Irish are urged to quit Tokyo as fears grow
IRISH citizens have now been urged to leave parts of Japan amid growing concern about the country's nuclear crisis.
In a "tightening" of its advice, the Department of Foreign Affairs said that, given the present situation at the Fukushima nuclear power plant and the disruption to the supply of essential goods and services, it was encouraging Irish citizens to consider leaving Tokyo and the north east of the country.
Up to 700 Irish citizens live in the Tokyo area but the department said last night that a number of them had opted to stay.
A spokesman said the department was not aware of any Irish citizens living in the area near the nuclear plant in the north east.

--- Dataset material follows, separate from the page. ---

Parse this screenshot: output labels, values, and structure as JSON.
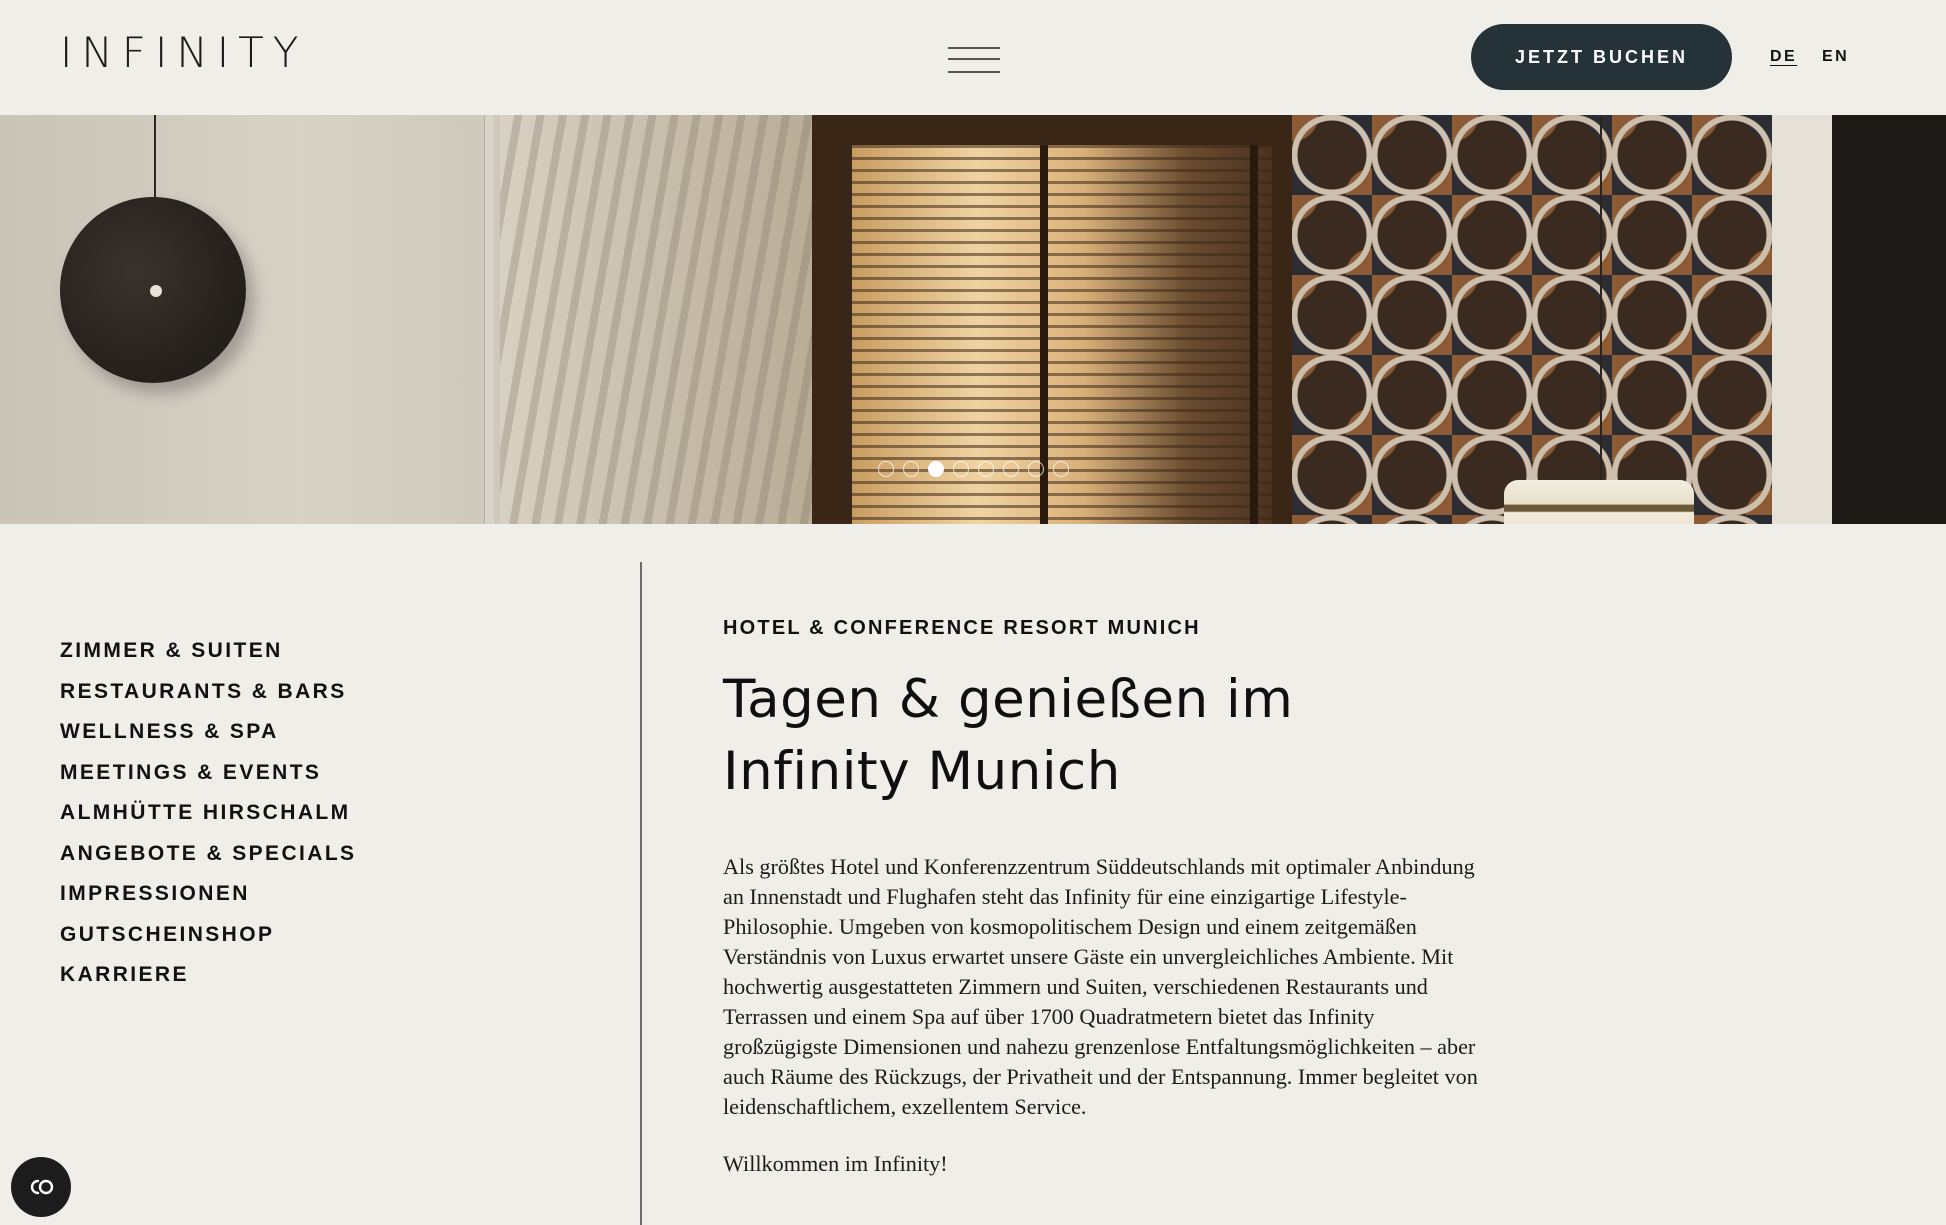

It advised those wishing to leave to use commercial flights or local train and bus services if they intended to remain elsewhere in Japan.
"As the department has received no indication that any Irish citizen has been unable to secure a flight or train reservation out of affected areas, it has not been necessary to provide our own national charter options at this stage," it added.

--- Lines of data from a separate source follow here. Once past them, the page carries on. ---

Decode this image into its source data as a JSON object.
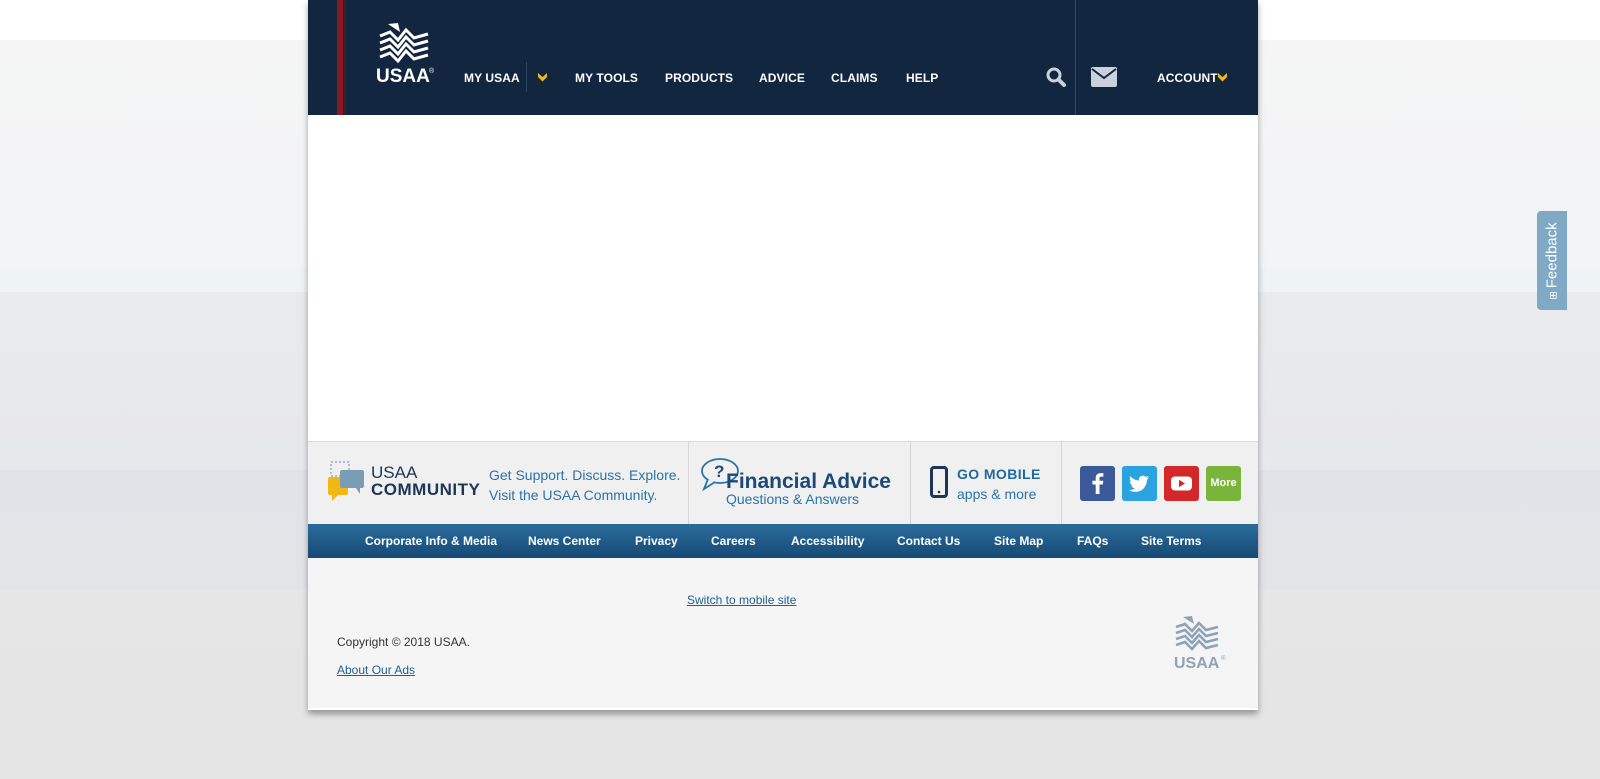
{
  "header": {
    "logo_text": "USAA",
    "nav": [
      {
        "label": "MY USAA"
      },
      {
        "label": "MY TOOLS"
      },
      {
        "label": "PRODUCTS"
      },
      {
        "label": "ADVICE"
      },
      {
        "label": "CLAIMS"
      },
      {
        "label": "HELP"
      }
    ],
    "account_label": "ACCOUNT",
    "icons": [
      "search-icon",
      "mail-icon",
      "chevron-down-icon"
    ],
    "colors": {
      "background": "#12263f",
      "accent": "#f1b814",
      "red_bar": "#8a1824"
    }
  },
  "footer_strip": {
    "community": {
      "title_line1": "USAA",
      "title_line2": "COMMUNITY",
      "text_line1": "Get Support. Discuss. Explore.",
      "text_line2": "Visit the USAA Community."
    },
    "financial_advice": {
      "title": "Financial Advice",
      "subtitle": "Questions & Answers"
    },
    "mobile": {
      "title": "GO MOBILE",
      "subtitle": "apps & more"
    },
    "social": {
      "facebook": "facebook-icon",
      "twitter": "twitter-icon",
      "youtube": "youtube-icon",
      "more_label": "More"
    }
  },
  "footer_links": [
    "Corporate Info & Media",
    "News Center",
    "Privacy",
    "Careers",
    "Accessibility",
    "Contact Us",
    "Site Map",
    "FAQs",
    "Site Terms"
  ],
  "bottom": {
    "switch_mobile": "Switch to mobile site",
    "copyright": "Copyright © 2018 USAA.",
    "about_ads": "About Our Ads",
    "logo_text": "USAA"
  },
  "feedback": {
    "label": "Feedback",
    "icon": "plus-icon"
  }
}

Both the US and UK governments have chartered flights to evacuate some of their citizens. A small number of EU member states have also arranged assisted departure options for their citizens on chartered flights.
"We understand that seats on these flights, other than in exceptional personal circumstances, are being charged at commercial rates," a department spokesman said.
According to the department, neither the embassy, nor the Consular Crisis Centre in Dublin had been informed of any citizen who wished to leave being unable to do so.
"Should anybody be in that position, or know of anyone in that position, they should immediately contact the embassy or the Consular Crisis Centre," the spokesman added.
But Irishman Neil Day, who has lived in Japan for the past 24 years, said he had no intention of leaving Tokyo. The owner of Paddy Foley's Irish bar in the city said there had been a lot of scaremongering.
"If you took a flight from Tokyo to New York you would be exposed to more radiation than has been over Tokyo in the past few days," he said. "The Irish Government is right to say to people they should consider leaving but I'm not leaving any time soon."
Meanwhile, Dublin Lord Mayor Gerry Breen yesterday opened a book of condolence at City Hall for those affected by the earthquake.
He said the gesture was to help Irish people who had a sense of frustration that they could not express their sympathy to the Japanese people.
Other books of condolence have been opened at the Japanese Embassy building on Nutley Lane, Dublin, and by Dun Laoghaire-Rathdown Co Council at County Hall, Dun Laoghaire, Co Dublin.